> _Requirement_:
The line that contains "Read all visible content and emit it as JSON." and all lines following it to the end of the data below: set these down exactly, and nothing besides.

------------------------------------

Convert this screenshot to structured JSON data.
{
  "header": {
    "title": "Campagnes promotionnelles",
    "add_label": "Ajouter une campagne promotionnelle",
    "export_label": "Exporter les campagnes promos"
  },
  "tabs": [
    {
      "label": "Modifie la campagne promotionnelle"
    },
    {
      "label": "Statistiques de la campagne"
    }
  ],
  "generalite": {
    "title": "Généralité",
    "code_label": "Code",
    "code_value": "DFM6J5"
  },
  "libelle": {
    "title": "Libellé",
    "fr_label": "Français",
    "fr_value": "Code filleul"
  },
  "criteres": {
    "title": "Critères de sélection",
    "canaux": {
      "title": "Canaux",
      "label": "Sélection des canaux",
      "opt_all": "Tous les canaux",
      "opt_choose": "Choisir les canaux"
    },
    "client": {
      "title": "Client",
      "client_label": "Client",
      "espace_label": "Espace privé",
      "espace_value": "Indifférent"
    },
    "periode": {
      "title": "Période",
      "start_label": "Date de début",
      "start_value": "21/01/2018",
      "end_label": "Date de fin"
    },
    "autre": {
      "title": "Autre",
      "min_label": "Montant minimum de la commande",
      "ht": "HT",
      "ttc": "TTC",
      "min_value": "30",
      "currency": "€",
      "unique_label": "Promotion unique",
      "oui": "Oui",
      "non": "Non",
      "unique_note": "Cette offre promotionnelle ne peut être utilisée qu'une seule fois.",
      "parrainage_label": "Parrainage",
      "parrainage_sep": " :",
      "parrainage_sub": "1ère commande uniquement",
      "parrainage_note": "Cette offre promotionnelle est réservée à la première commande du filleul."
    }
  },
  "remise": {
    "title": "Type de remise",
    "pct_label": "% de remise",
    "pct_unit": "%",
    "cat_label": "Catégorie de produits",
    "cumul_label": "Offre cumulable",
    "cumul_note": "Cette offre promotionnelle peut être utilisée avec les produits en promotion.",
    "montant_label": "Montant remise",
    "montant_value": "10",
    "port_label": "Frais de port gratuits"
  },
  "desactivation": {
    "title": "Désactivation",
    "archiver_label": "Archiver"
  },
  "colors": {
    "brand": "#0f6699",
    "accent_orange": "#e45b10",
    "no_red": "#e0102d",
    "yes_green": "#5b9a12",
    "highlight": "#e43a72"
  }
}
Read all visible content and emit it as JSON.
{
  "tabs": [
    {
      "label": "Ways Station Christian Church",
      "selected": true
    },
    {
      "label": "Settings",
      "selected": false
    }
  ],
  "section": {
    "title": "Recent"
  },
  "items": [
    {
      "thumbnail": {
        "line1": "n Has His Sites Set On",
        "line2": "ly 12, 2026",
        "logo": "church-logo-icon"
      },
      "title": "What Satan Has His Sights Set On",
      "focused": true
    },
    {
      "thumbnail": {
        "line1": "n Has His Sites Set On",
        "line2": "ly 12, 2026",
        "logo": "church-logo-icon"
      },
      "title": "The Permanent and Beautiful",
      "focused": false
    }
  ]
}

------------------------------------

> _Solution to this task_:
Read all visible content and emit it as JSON.
{
  "tabs": [
    {
      "label": "Ways Station Christian Church",
      "selected": true
    },
    {
      "label": "Settings",
      "selected": false
    }
  ],
  "section": {
    "title": "Recent"
  },
  "items": [
    {
      "thumbnail": {
        "line1": "n Has His Sites Set On",
        "line2": "ly 12, 2026",
        "logo": "church-logo-icon"
      },
      "title": "What Satan Has His Sights Set On",
      "focused": true
    },
    {
      "thumbnail": {
        "line1": "n Has His Sites Set On",
        "line2": "ly 12, 2026",
        "logo": "church-logo-icon"
      },
      "title": "The Permanent and Beautiful",
      "focused": false
    }
  ]
}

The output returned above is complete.